- Conducting watercraft inspections at Navajo and Elephant Butte reservoirs in New Mexico.
Although freshwater mollusks are native to eastern Europe they were originally introduced in the U.S. around 1989 allegedly through ballast water in the Great Lakes. They found their way to California and were first discovered in 2007. Numerous efforts have been launched to discover, identify and contain the invasive mussels but they have been confirmed in more than 40 waterways around the state, primarily in Southern California. Most recently they were found at the Lake Mendocino boat ramp in early June in Northern California.
Invasive mussels are known to be prolific breeders and settle on or within water facility infrastructure such as water intakes, gates, diversion screens, hydropower equipment, pumps, pipelines and boats. Infested waters and hydropower infrastructure can fail or choke off water transmissions.
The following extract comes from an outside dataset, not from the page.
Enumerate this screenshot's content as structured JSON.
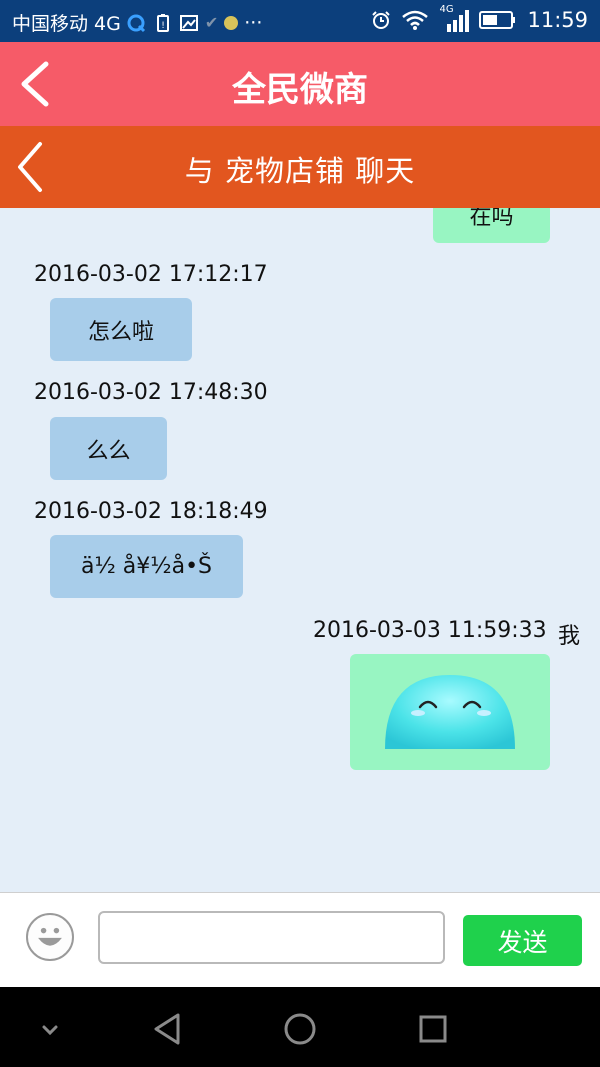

The mussels also negatively impact the natural ecology, which can be detrimental to native and endangered species, including native fisheries.
“The fight against invasive mussels in the West requires collaboration and partnership at all levels of government, including, importantly, those between Reclamation and Western states,” said the Western Governors’ Association. “With this new funding, western states will be able to enhance invasive mussel management at many levels, including research, monitoring, prevention, and enforcement.”